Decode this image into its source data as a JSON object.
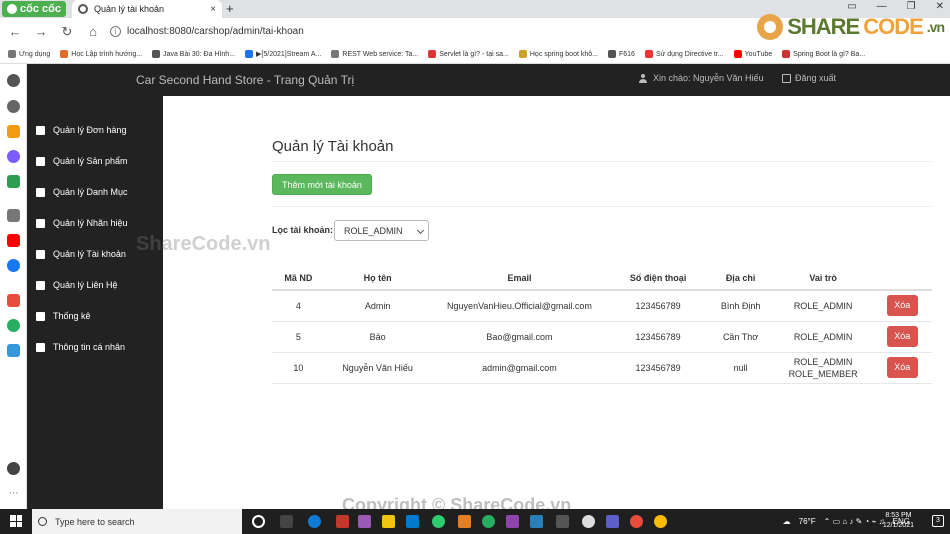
{
  "browser": {
    "brand": "cốc cốc",
    "tab_title": "Quản lý tài khoản",
    "tab_close": "×",
    "new_tab": "+",
    "url": "localhost:8080/carshop/admin/tai-khoan",
    "bookmarks": [
      {
        "label": "Ứng dụng",
        "color": "#777"
      },
      {
        "label": "Học Lập trình hướng...",
        "color": "#e06c2b"
      },
      {
        "label": "Java Bài 30: Đa Hình...",
        "color": "#555"
      },
      {
        "label": "▶[5/2021]Stream A...",
        "color": "#1a73e8"
      },
      {
        "label": "REST Web service: Ta...",
        "color": "#777"
      },
      {
        "label": "Servlet là gì? - tại sa...",
        "color": "#d33"
      },
      {
        "label": "Học spring boot khô...",
        "color": "#c9a227"
      },
      {
        "label": "F616",
        "color": "#555"
      },
      {
        "label": "Sử dụng Directive tr...",
        "color": "#e33"
      },
      {
        "label": "YouTube",
        "color": "#f00"
      },
      {
        "label": "Spring Boot là gì? Ba...",
        "color": "#c33"
      }
    ]
  },
  "sharecode_logo": {
    "share": "SHARE",
    "code": "CODE",
    "vn": ".vn"
  },
  "app": {
    "title": "Car Second Hand Store - Trang Quản Trị",
    "greeting": "Xin chào: Nguyễn Văn Hiếu",
    "logout": "Đăng xuất"
  },
  "sidebar": {
    "items": [
      {
        "label": "Quản lý Đơn hàng",
        "icon": "cart-icon"
      },
      {
        "label": "Quản lý Sản phẩm",
        "icon": "folder-icon"
      },
      {
        "label": "Quản lý Danh Mục",
        "icon": "list-icon"
      },
      {
        "label": "Quản lý Nhãn hiệu",
        "icon": "flag-icon"
      },
      {
        "label": "Quản lý Tài khoản",
        "icon": "list-icon"
      },
      {
        "label": "Quản lý Liên Hệ",
        "icon": "envelope-icon"
      },
      {
        "label": "Thống kê",
        "icon": "signal-icon"
      },
      {
        "label": "Thông tin cá nhân",
        "icon": "user-icon"
      }
    ]
  },
  "main": {
    "page_title": "Quản lý Tài khoản",
    "add_button": "Thêm mới tài khoản",
    "filter_label": "Lọc tài khoản:",
    "filter_value": "ROLE_ADMIN",
    "table": {
      "headers": [
        "Mã ND",
        "Họ tên",
        "Email",
        "Số điện thoại",
        "Địa chỉ",
        "Vai trò",
        ""
      ],
      "rows": [
        {
          "id": "4",
          "name": "Admin",
          "email": "NguyenVanHieu.Official@gmail.com",
          "phone": "123456789",
          "address": "Bình Định",
          "roles": [
            "ROLE_ADMIN"
          ],
          "delete": "Xóa"
        },
        {
          "id": "5",
          "name": "Bảo",
          "email": "Bao@gmail.com",
          "phone": "123456789",
          "address": "Cần Thơ",
          "roles": [
            "ROLE_ADMIN"
          ],
          "delete": "Xóa"
        },
        {
          "id": "10",
          "name": "Nguyễn Văn Hiếu",
          "email": "admin@gmail.com",
          "phone": "123456789",
          "address": "null",
          "roles": [
            "ROLE_ADMIN",
            "ROLE_MEMBER"
          ],
          "delete": "Xóa"
        }
      ]
    }
  },
  "watermarks": {
    "center": "ShareCode.vn",
    "bottom": "Copyright © ShareCode.vn"
  },
  "taskbar": {
    "search_placeholder": "Type here to search",
    "weather": "76°F",
    "lang": "ENG",
    "time": "8:53 PM",
    "date": "12/1/2021",
    "notification_count": "3"
  },
  "colors": {
    "header_bg": "#222222",
    "add_button": "#5cb85c",
    "delete_button": "#d9534f",
    "brand_green": "#4caf50"
  }
}
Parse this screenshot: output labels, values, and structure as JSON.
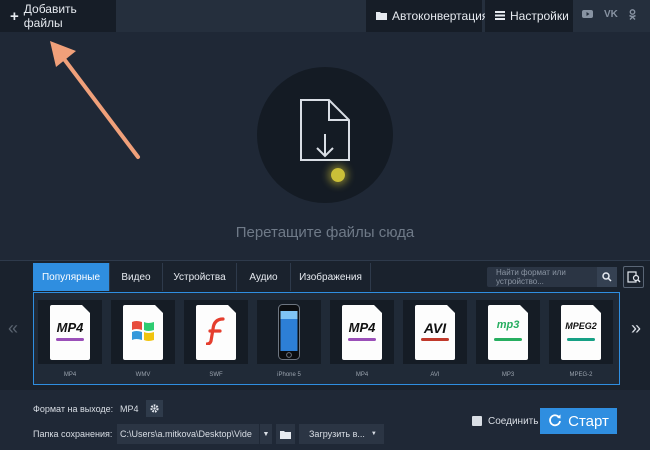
{
  "topbar": {
    "add_files": "Добавить файлы",
    "autoconvert": "Автоконвертация",
    "settings": "Настройки",
    "social": [
      "youtube-icon",
      "vk-icon",
      "odnoklassniki-icon"
    ]
  },
  "dropzone": {
    "hint": "Перетащите файлы сюда"
  },
  "tabs": [
    {
      "label": "Популярные",
      "active": true
    },
    {
      "label": "Видео"
    },
    {
      "label": "Устройства"
    },
    {
      "label": "Аудио"
    },
    {
      "label": "Изображения"
    }
  ],
  "search": {
    "placeholder": "Найти формат или устройство..."
  },
  "formats": [
    {
      "badge": "MP4",
      "label": "MP4",
      "bar": "#9a4fb8"
    },
    {
      "badge": "",
      "label": "WMV",
      "icon": "windows-logo-icon"
    },
    {
      "badge": "",
      "label": "SWF",
      "icon": "flash-logo-icon"
    },
    {
      "badge": "",
      "label": "iPhone 5",
      "icon": "iphone-icon"
    },
    {
      "badge": "MP4",
      "label": "MP4",
      "bar": "#9a4fb8"
    },
    {
      "badge": "AVI",
      "label": "AVI",
      "bar": "#c0392b"
    },
    {
      "badge": "mp3",
      "label": "MP3",
      "bar": "#27ae60"
    },
    {
      "badge": "MPEG2",
      "label": "MPEG-2",
      "bar": "#16a085"
    }
  ],
  "bottom": {
    "output_label": "Формат на выходе:",
    "output_value": "MP4",
    "folder_label": "Папка сохранения:",
    "folder_path": "C:\\Users\\a.mitkova\\Desktop\\Vide",
    "upload": "Загрузить в...",
    "join": "Соединить",
    "start": "Старт"
  },
  "colors": {
    "accent": "#2f8ee0",
    "annotation_arrow": "#f0a07a"
  }
}
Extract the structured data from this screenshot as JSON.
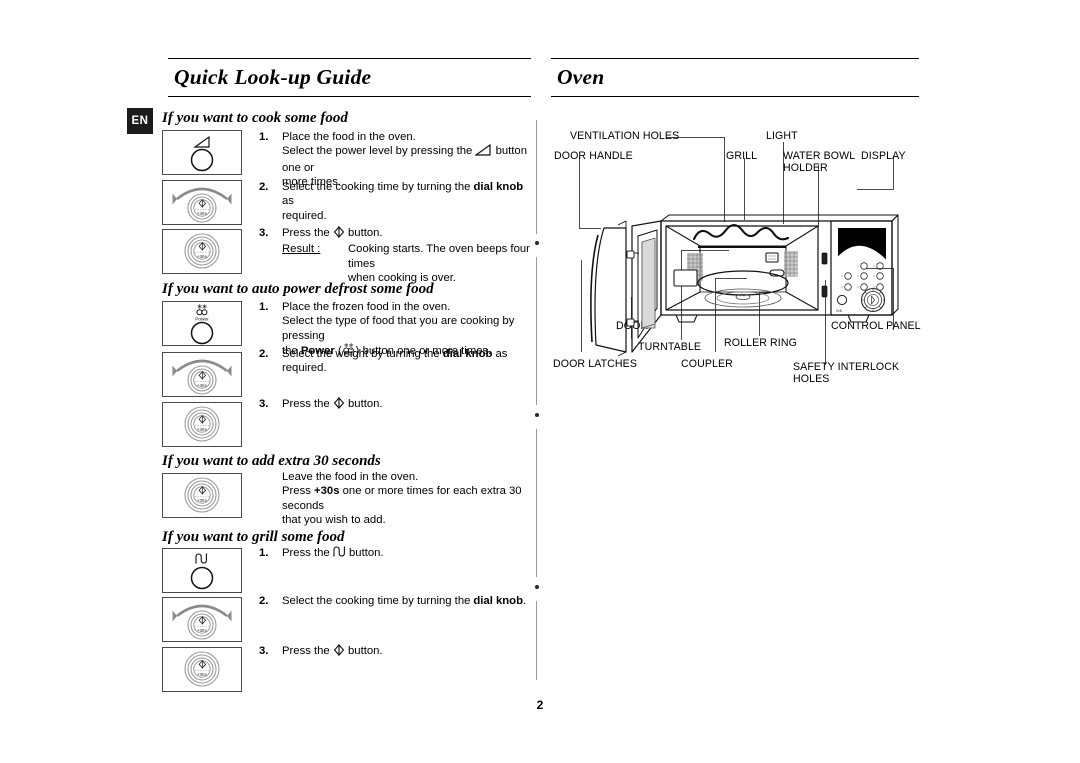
{
  "page_number": "2",
  "language_badge": "EN",
  "columns": {
    "left_title": "Quick Look-up Guide",
    "right_title": "Oven"
  },
  "sections": [
    {
      "id": "cook",
      "heading": "If you want to cook some food",
      "steps": [
        {
          "num": "1.",
          "icon": "power-level-button",
          "lines": [
            "Place the food in the oven.",
            "Select the power level by pressing the [power-icon] button one or more times."
          ],
          "text_a": "Place the food in the oven.",
          "text_b_pre": "Select the power level by pressing the",
          "text_b_post": "button one or",
          "text_c": "more times."
        },
        {
          "num": "2.",
          "icon": "dial-knob-turn",
          "text_pre": "Select the cooking time by turning the",
          "text_bold": "dial knob",
          "text_post": "as",
          "text_next": "required."
        },
        {
          "num": "3.",
          "icon": "dial-knob-press",
          "text_pre": "Press the",
          "text_post": "button.",
          "result_label": "Result :",
          "result_line1": "Cooking starts. The oven beeps four times",
          "result_line2": "when cooking is over."
        }
      ]
    },
    {
      "id": "defrost",
      "heading": "If you want to auto power defrost some food",
      "steps": [
        {
          "num": "1.",
          "icon": "power-defrost-button",
          "text_a": "Place the frozen food in the oven.",
          "text_b": "Select the type of food that you are cooking by pressing",
          "text_c_pre": "the",
          "text_c_bold": "Power",
          "text_c_paren_open": "(",
          "text_c_paren_close": ")",
          "text_c_post": "button one or more times."
        },
        {
          "num": "2.",
          "icon": "dial-knob-turn",
          "text_pre": "Select the weight by turning the",
          "text_bold": "dial knob",
          "text_post": "as required."
        },
        {
          "num": "3.",
          "icon": "dial-knob-press",
          "text_pre": "Press the",
          "text_post": "button."
        }
      ]
    },
    {
      "id": "extra30",
      "heading": "If you want to add extra 30 seconds",
      "steps": [
        {
          "num": "",
          "icon": "dial-knob-press",
          "text_a": "Leave the food in the oven.",
          "text_b_pre": "Press",
          "text_b_bold": "+30s",
          "text_b_post": "one or more times for each extra 30 seconds",
          "text_c": "that you wish to add."
        }
      ]
    },
    {
      "id": "grill",
      "heading": "If you want to grill some food",
      "steps": [
        {
          "num": "1.",
          "icon": "grill-button",
          "text_pre": "Press the",
          "text_post": "button."
        },
        {
          "num": "2.",
          "icon": "dial-knob-turn",
          "text_pre": "Select the cooking time by turning the",
          "text_bold": "dial knob",
          "text_post": "."
        },
        {
          "num": "3.",
          "icon": "dial-knob-press",
          "text_pre": "Press the",
          "text_post": "button."
        }
      ]
    }
  ],
  "diagram": {
    "name": "microwave-oven-exploded-view",
    "labels": [
      {
        "id": "ventilation-holes",
        "text": "VENTILATION HOLES"
      },
      {
        "id": "light",
        "text": "LIGHT"
      },
      {
        "id": "grill",
        "text": "GRILL"
      },
      {
        "id": "water-bowl-holder-line1",
        "text": "WATER BOWL"
      },
      {
        "id": "water-bowl-holder-line2",
        "text": "HOLDER"
      },
      {
        "id": "display",
        "text": "DISPLAY"
      },
      {
        "id": "door-handle",
        "text": "DOOR HANDLE"
      },
      {
        "id": "door",
        "text": "DOOR"
      },
      {
        "id": "turntable",
        "text": "TURNTABLE"
      },
      {
        "id": "roller-ring",
        "text": "ROLLER RING"
      },
      {
        "id": "control-panel",
        "text": "CONTROL PANEL"
      },
      {
        "id": "door-latches",
        "text": "DOOR LATCHES"
      },
      {
        "id": "coupler",
        "text": "COUPLER"
      },
      {
        "id": "safety-interlock-holes-line1",
        "text": "SAFETY INTERLOCK"
      },
      {
        "id": "safety-interlock-holes-line2",
        "text": "HOLES"
      }
    ]
  },
  "icon_labels": {
    "power_text": "Power",
    "plus30s_text": "+30s"
  },
  "colors": {
    "ink": "#000000",
    "line_gray": "#4a4a4a",
    "badge_bg": "#1b1b1b",
    "panel_black": "#000000"
  }
}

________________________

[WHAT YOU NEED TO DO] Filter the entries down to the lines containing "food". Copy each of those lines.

[EXERCISE ANSWER]
      "heading": "If you want to cook some food",
            "Place the food in the oven.",
          "text_a": "Place the food in the oven.",
      "heading": "If you want to auto power defrost some food",
          "text_a": "Place the frozen food in the oven.",
          "text_b": "Select the type of food that you are cooking by pressing",
          "text_a": "Leave the food in the oven.",
      "heading": "If you want to grill some food",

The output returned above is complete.